Also, it looks really bad when you are trying to show your friends how fast your "New Turbo" makes you car!!
INTERCOOLERS - Do I need one or not? What size?
An intercooler is a device that is mounted in between the turbo compressor outlet and the carburetor/throttle body. The old rule of thumb used to be anything over 10 psi needed an intercooler, but that isn't true for everybody. I honestly believe that the cooler you can get the air going into the engine, the better the car will perform. I elected to run an intercooler on my car, since turbo outlet temps can exceed 300* F when runnin' at full boogey.

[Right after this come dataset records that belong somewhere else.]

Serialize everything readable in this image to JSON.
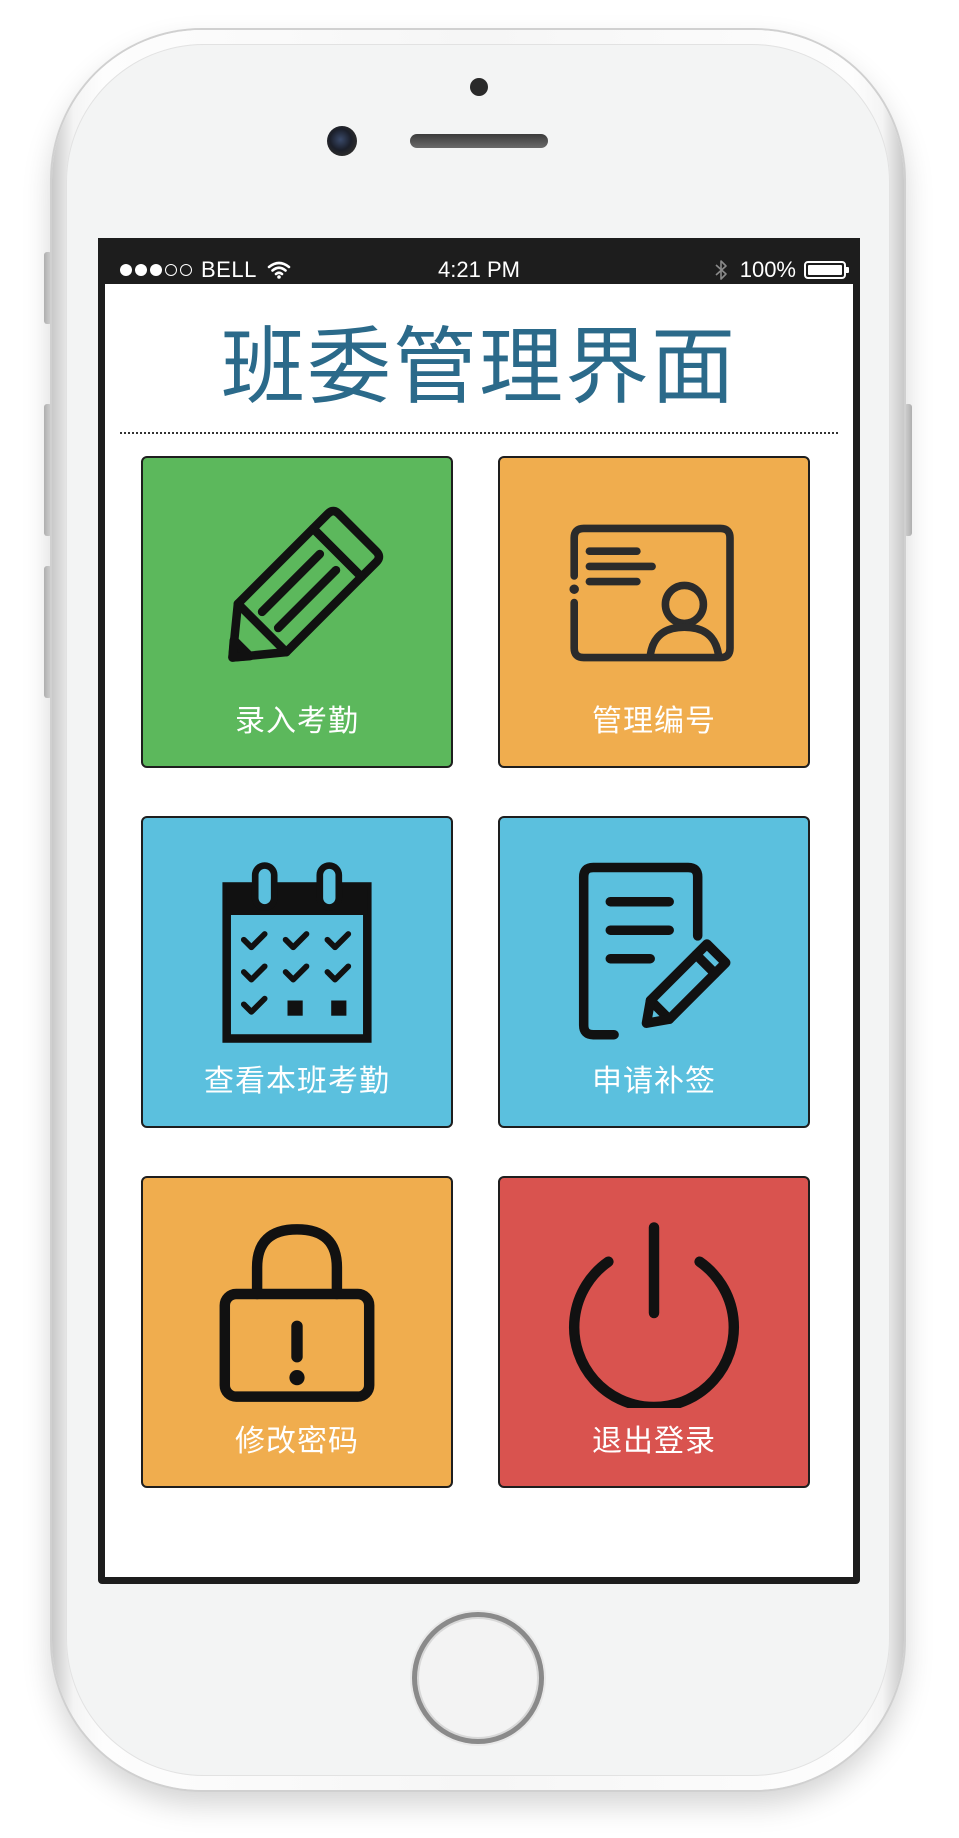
{
  "status_bar": {
    "signal_strength": "3 of 5",
    "carrier": "BELL",
    "time": "4:21 PM",
    "battery_percent": "100%",
    "battery_level": 1.0
  },
  "page": {
    "title": "班委管理界面"
  },
  "tiles": [
    {
      "label": "录入考勤",
      "color": "#5cb85c",
      "icon": "pencil-icon"
    },
    {
      "label": "管理编号",
      "color": "#f0ad4e",
      "icon": "id-card-icon"
    },
    {
      "label": "查看本班考勤",
      "color": "#5bc0de",
      "icon": "calendar-check-icon"
    },
    {
      "label": "申请补签",
      "color": "#5bc0de",
      "icon": "document-edit-icon"
    },
    {
      "label": "修改密码",
      "color": "#f0ad4e",
      "icon": "lock-alert-icon"
    },
    {
      "label": "退出登录",
      "color": "#d9534f",
      "icon": "power-icon"
    }
  ],
  "theme": {
    "title_color": "#2b6a8a",
    "status_bar_bg": "#1d1d1d"
  }
}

I figure the carb will be exposed to enough heat on its own being so near to the turbo, that I need to do everything I can to keep the carb a little bit cooler.

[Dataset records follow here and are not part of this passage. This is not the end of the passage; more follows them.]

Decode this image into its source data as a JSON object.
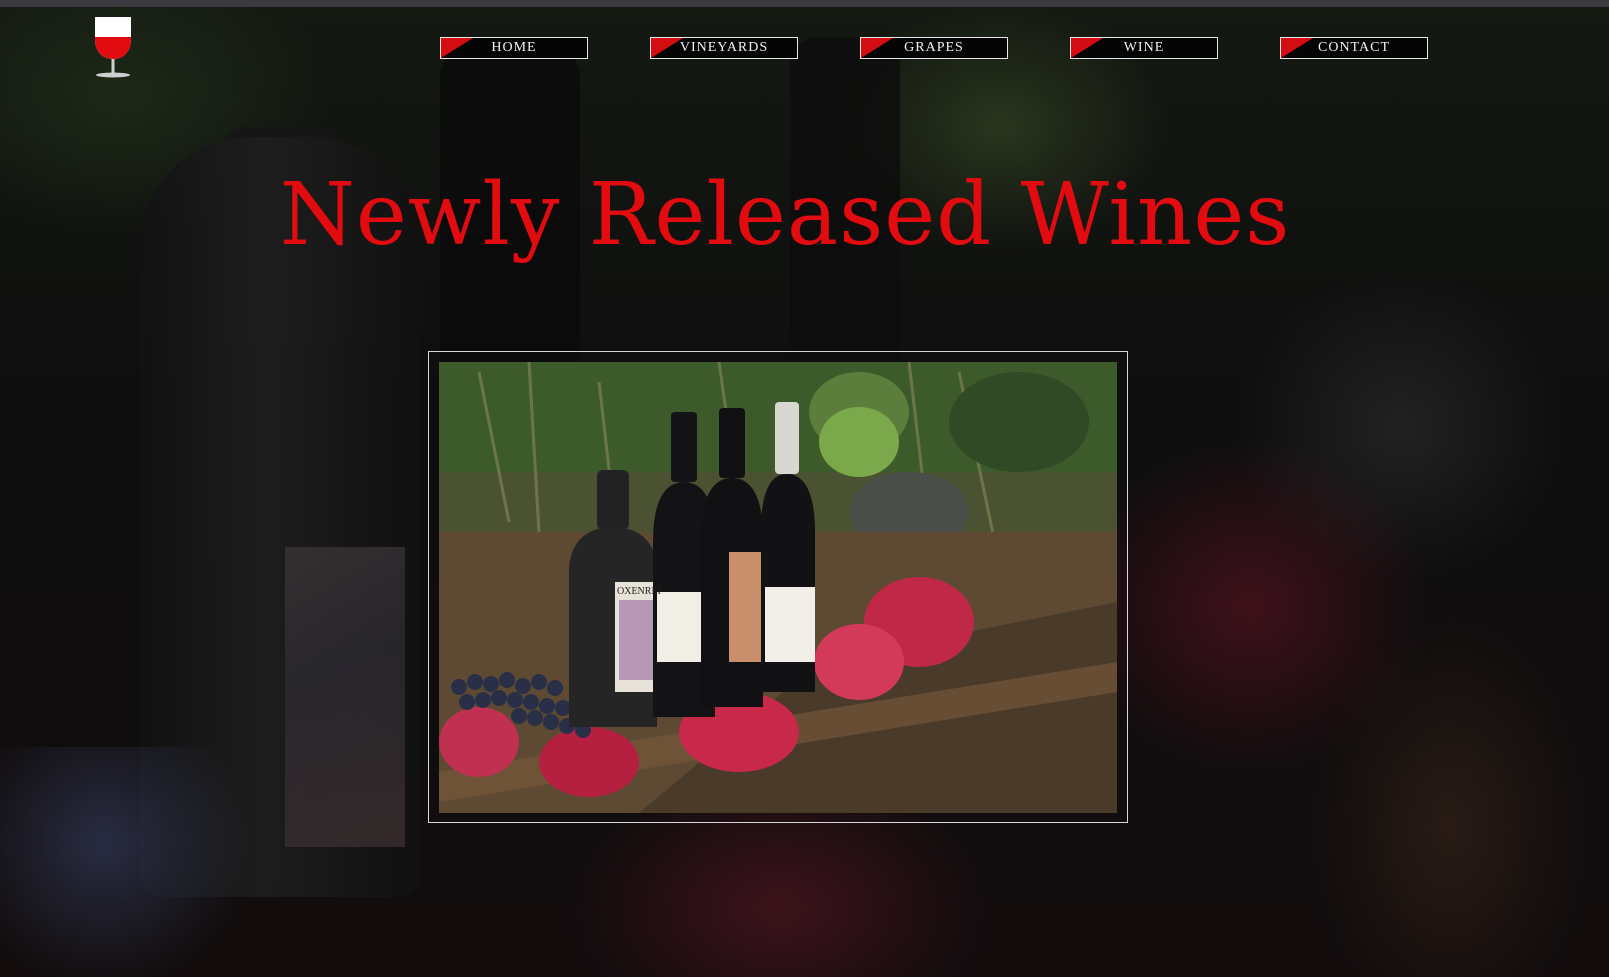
{
  "nav": {
    "items": [
      {
        "label": "HOME"
      },
      {
        "label": "VINEYARDS"
      },
      {
        "label": "GRAPES"
      },
      {
        "label": "WINE"
      },
      {
        "label": "CONTACT"
      }
    ]
  },
  "hero": {
    "title": "Newly Released Wines"
  },
  "photo": {
    "label_brand": "OXENREI"
  },
  "icons": {
    "logo": "wine-glass-icon"
  },
  "colors": {
    "accent": "#e10b10",
    "nav_border": "#e8e8e8",
    "background": "#0b0b0b"
  }
}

Most common intercoolers are "air to air". There are front mount intercoolers (exposed to the air in the front of the car), side mount intercoolers (usually in the front fenderwell area...not all cars have room in front) and even some "water to air" intercooler setups (much more expensive, and require a separate water tank and pump)
ALSO, the cooler the fuel/air charge.....The less tendency for the engine to detonate! So cooler inlet temps mean you can get away with lower octane fuel. More on that later....
Let's talk a little bit about WASTEGATES.
If you have ever seen a water wheel on an old flour mill or lumber mill, you will see that water flow will dictate how much work the wheel can do, and at what speed. There is a small gate that allows more or less water to reach the wheel.
The turbine on the exhaust side of the turbo is pretty similar, except instead of "shutting off" flow to the turbo, we'll allow the exhasut to go around it (or bypass) the turbine. Less flow to the turbine will let it slow down so it stops doing so much work and making so much boost.
The wastegate has a rubber diaphram that senses pressure, and a spring to hold it closed. You can adjust you boost pressure by either using a softer (less boost)or stiffer spring (more boost)..... or you can use a device called a "boost controller" that limits the amount of pressure that the diaphram will sense (more on that device later)
As boost rises in the intake, a rubber line leading to the underside of the rubber diaphram in the wastegate senses pressure, and pushes pressure against the spring. Once that pressure is high enough, the spring collapses a little bit, allowing the valve to open, and let some exhaust past.
The wastegate is similar to the float in a carb, in that it seeks "equilibrium" and stays in one, stable setting (doesn't open and close rapidly, it stays in one place - AS NEEDED)
Key note: The harder the engine works, the more exhaust it makes. As the revs climb, more exhaust volume is created as well. The wastegate will slowly continue to open, as needed, in order to keep boost at the level you have selected - - - even though the engine makes more power and the revs climb higher.
We need to integrate this knowledge with the turbo map again. It is the KEY. As revs climb, so does airflow in "pounds per minute". See the arched lines on the map? (82,000, 96,000, etc) Those are "turbine shaft speeds". Notice that if you want more pressure or more airflow, you need a higher shaft speed. The way the wastgeate controls boost is by allowing the shaft speed to climb, or allowing shaft speed to slow down - - - all by adjusting how much exhaust is allowed to flow through the turbine, and how much is allowed to "Bypass" around it.
I will add more over time as I have the chance. PLEASE give me feedback (by PM) if you have suggestions for additional information or nreed more info added ... I don't ever claim to know it all, and I would like for the information to be from a strong collective.